At the time of the find, dating techniques weren’t sophisticated enough to reliably assign an age to the bones, and by association, the tool-users who acted upon them. State-of-the-art radiometric dating equipment was used in 2014, however, to determine a more reliable and definitive age of the mastodon bones of around 130,000 years old, give or take 9,400 years. At the same time, experts studying microscopic damage to the bones and rock determined it was indeed consistent with human activity.
The researchers even went so far as to conduct experiments on the bones of large mammals, including elephants, to study breakage patterns and determine how such fractures could be made by early humans. They discovered that a blow from a hammer stone on a fresh elephant limb produced the same patterns of breakage as on the mastodon bones found at the site.
The results of all of this research has now been published in the journal Nature.
“This discovery is rewriting our understanding of when humans reached the New World,” said Judy Gradwohl, president and chief executive officer of the San Diego Natural History Museum. “The evidence we found at this site indicates that some hominin species was living in North America 115,000 years earlier than previously thought. This raises intriguing questions about how these early humans arrived here and who they were.”
For decades, the prevailing theory for human migration to America was via the Beringia land bridge over the Bering Strait from Siberia, dating to around 13,500 years ago. Later discoveries challenged that idea, pushing the arrival of humans back by several millennia. The discovery of the scientists at the Cerutti Mastodon site opens up more questions than it answers, starting with who these early hominins were, how they got here, and what happened to them.

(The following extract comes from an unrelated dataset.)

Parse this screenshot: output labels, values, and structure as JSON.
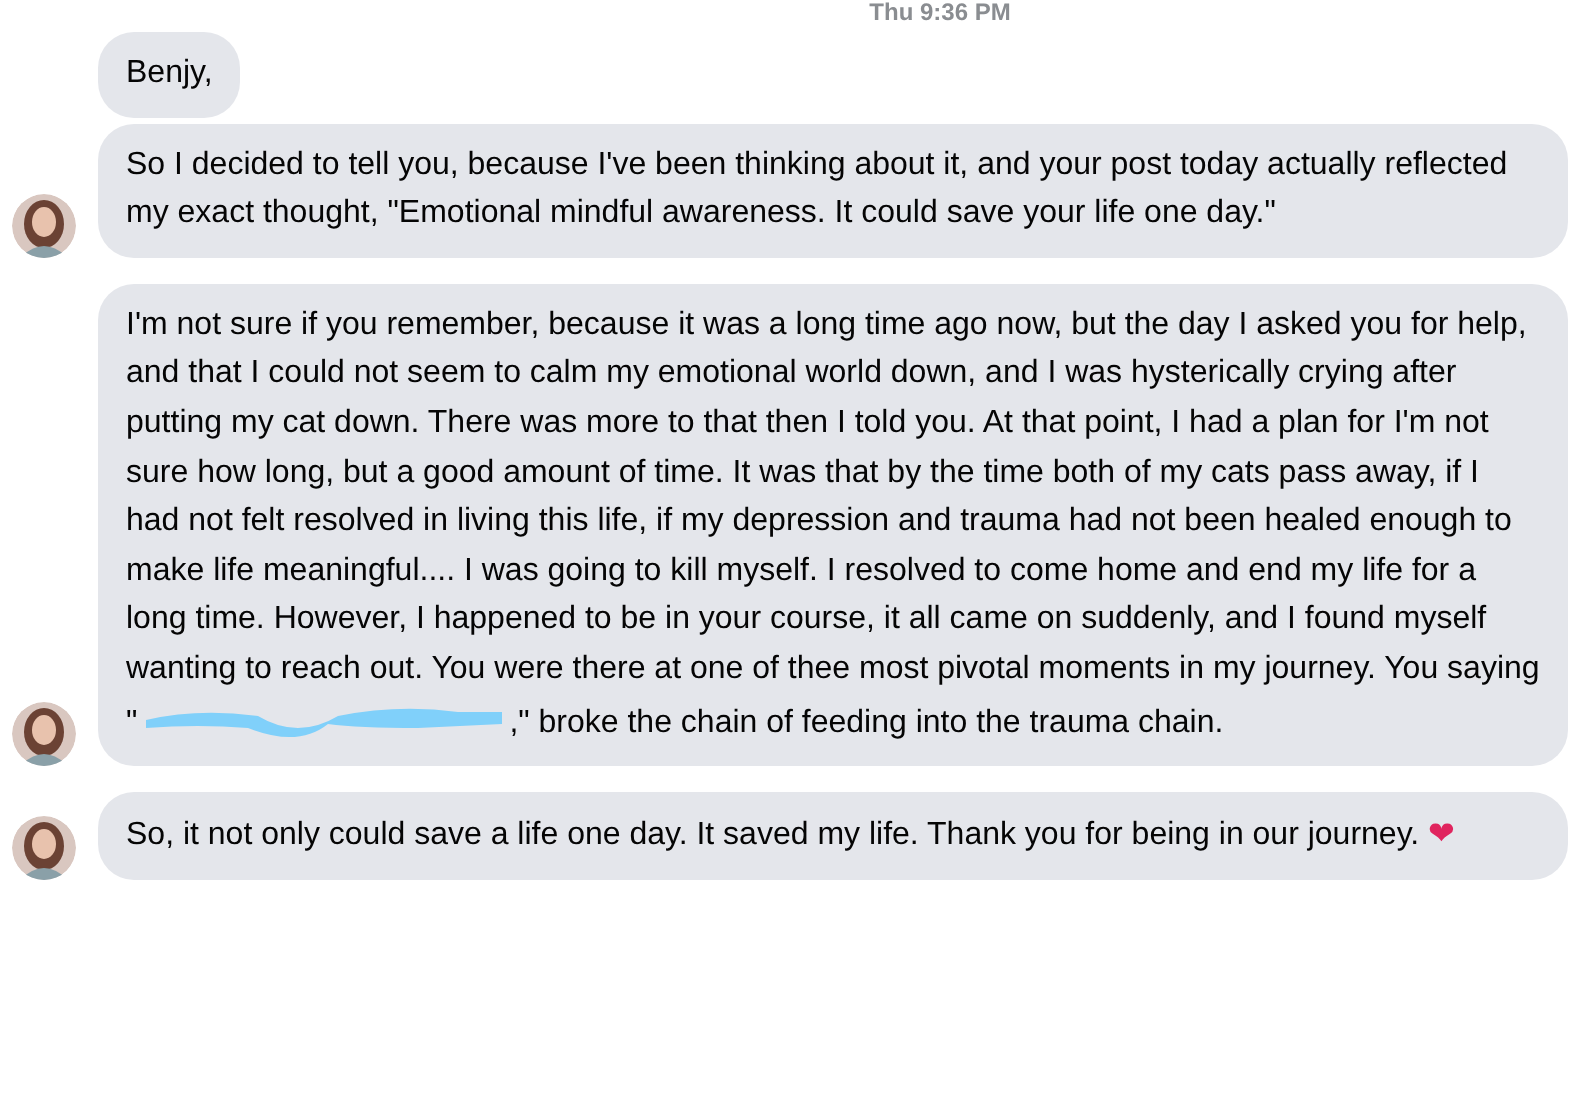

“When we first discovered the site, there was strong physical evidence that placed humans alongside extinct Ice Age megafauna,” said Tom Deméré, curator of paleontology and director of PaleoServices at the San Diego Natural History Museum, as well as an author on the paper. “This was significant in and of itself and a ‘first’ in San Diego County. Since the original discovery, dating technology has advanced to enable us to confirm with further certainty that early humans were here much earlier than commonly accepted.”